But if Emma’s journey has taught us anything so far, it’s this: “Tough” and “strong” aren’t the same thing, and neither are “soft” and “weak.” Like Beckett, Emma may have appeared to be the kind of woman people think of when they envision a “strong female character.” But underneath that tough façade, Emma was a lost girl who wore her cynicism as armor like her leather jackets and stood alone not because she was brave but because she was afraid to let anyone get too close to her.
Emma has come so far since Once Upon a Time’s first season. She believes now—in magic, in herself, and in the people she’s chosen to love. She’s more open and honest with her feelings. She hugs the people she loves and forgives the people who’ve caused her pain. Even her wardrobe has changed with her, as romantic dresses and soft sweaters have worked their way in alongside the familiar jackets and jeans.
Romance is a part of Emma’s life now, but it’s by no means the only part of it. There’s a difference between a female character being reduced to a love interest and a female character growing into her own love story. And Emma is the perfect example of that. Her relationship with Hook exemplifies the ways romantic love can help us be stronger than we were before—much like Beckett’s relationship with Castle does, too. These relationships are partnerships in which both parties encourage and support the other. They’re sources of courage and confidence to draw strength from when one of the characters is locked in a struggle they shouldn’t have to face alone.
Emma is facing one such struggle now, but she was at the perfect place in her life to take on the darkness that enveloped her in last season’s finale. Because of her open heart and faith in the people she loves—not despite them—she was brave enough to let herself be consumed by the darkness and believe she could be saved from it. When we first met Emma, she probably still would have taken on the darkness; that’s always been who she is. However, she would have done so with pessimism, a feeling that she was doing this all on her own and probably would be lost to the darkness because no one would try to save her. Now, though, she took it on with hope, a feeling that she had people who would help her and, therefore, wouldn’t be lost to the darkness forever.
Emma telling her parents to find a way to drive out the darkness and telling Hook she loved him while physically reminding him of his promise to protect her heart spoke volumes about the things we can do and overcome when we don’t try to do everything on our own. The idea that a woman has to always save herself on her own is just as concerning as the idea that a woman always needs someone to save her. It leads to a belief that asking for help is a sign of weakness; it keeps women from admitting they can’t carry overwhelming burdens alone because they don’t want to seem like damsels in distress. It’s good to be self-sufficient, but it’s also good to have a support system. There’s no shame in wanting or needing a loved one to help you fight your way out of the darkest times in your life.
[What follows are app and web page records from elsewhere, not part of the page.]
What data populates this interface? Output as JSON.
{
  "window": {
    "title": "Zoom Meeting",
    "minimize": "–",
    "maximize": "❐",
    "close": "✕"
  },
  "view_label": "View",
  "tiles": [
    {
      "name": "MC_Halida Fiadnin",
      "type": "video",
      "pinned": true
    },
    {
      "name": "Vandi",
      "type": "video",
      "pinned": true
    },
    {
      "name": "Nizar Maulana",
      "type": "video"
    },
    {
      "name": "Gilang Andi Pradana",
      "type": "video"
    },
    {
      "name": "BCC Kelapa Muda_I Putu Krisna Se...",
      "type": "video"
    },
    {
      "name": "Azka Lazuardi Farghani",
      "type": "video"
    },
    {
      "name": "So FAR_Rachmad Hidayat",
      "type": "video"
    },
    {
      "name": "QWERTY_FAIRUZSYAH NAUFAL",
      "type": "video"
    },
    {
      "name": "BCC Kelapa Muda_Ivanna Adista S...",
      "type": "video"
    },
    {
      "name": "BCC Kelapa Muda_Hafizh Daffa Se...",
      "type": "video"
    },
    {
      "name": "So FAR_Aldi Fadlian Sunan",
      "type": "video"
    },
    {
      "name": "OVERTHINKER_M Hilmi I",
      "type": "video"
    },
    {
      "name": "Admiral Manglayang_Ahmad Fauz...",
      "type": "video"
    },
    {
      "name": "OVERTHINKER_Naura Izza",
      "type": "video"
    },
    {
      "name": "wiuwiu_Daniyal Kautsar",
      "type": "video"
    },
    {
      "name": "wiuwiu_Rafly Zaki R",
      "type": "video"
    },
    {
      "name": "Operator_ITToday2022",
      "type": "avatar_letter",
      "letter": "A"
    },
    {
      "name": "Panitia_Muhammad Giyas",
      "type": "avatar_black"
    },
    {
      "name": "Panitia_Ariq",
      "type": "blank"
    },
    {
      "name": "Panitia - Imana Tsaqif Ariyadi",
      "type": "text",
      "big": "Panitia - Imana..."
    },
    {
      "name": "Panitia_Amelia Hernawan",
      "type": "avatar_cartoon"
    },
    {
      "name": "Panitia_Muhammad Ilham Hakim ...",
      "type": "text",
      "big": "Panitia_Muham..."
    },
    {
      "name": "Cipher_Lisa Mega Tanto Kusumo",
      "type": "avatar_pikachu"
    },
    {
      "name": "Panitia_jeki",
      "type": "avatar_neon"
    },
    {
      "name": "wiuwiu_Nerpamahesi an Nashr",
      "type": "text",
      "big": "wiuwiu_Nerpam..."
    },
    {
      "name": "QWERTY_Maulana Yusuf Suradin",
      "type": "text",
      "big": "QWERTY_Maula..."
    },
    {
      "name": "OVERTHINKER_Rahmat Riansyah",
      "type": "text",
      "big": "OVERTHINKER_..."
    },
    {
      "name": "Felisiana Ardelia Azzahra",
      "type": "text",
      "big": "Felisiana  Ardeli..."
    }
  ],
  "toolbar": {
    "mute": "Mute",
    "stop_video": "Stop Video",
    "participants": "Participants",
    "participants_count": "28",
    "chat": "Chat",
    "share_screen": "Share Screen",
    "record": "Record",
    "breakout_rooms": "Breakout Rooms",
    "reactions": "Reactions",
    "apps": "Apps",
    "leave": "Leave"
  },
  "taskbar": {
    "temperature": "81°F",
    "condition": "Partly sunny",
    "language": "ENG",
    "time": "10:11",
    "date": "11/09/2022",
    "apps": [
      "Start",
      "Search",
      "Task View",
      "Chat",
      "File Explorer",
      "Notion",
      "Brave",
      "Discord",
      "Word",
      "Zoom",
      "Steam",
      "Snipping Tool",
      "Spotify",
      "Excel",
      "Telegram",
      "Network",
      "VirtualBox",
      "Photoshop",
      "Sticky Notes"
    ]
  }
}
As Beckett and Emma clearly show, strong women aren’t defined by the ways they hide their emotions or by the battles they fight on their own. True strength comes from being honest with yourself about what you’re feeling and finding the healthiest ways to deal with those feelings. Sometimes that means fighting your battles on your own. But sometimes that means having the courage to accept help from someone you trust.
In reality, strong women can laugh, love, and let themselves accept help when they need it. And thanks to characters like Kate Beckett and Emma Swan, it seems like that’s becoming true for strong women in fiction, too.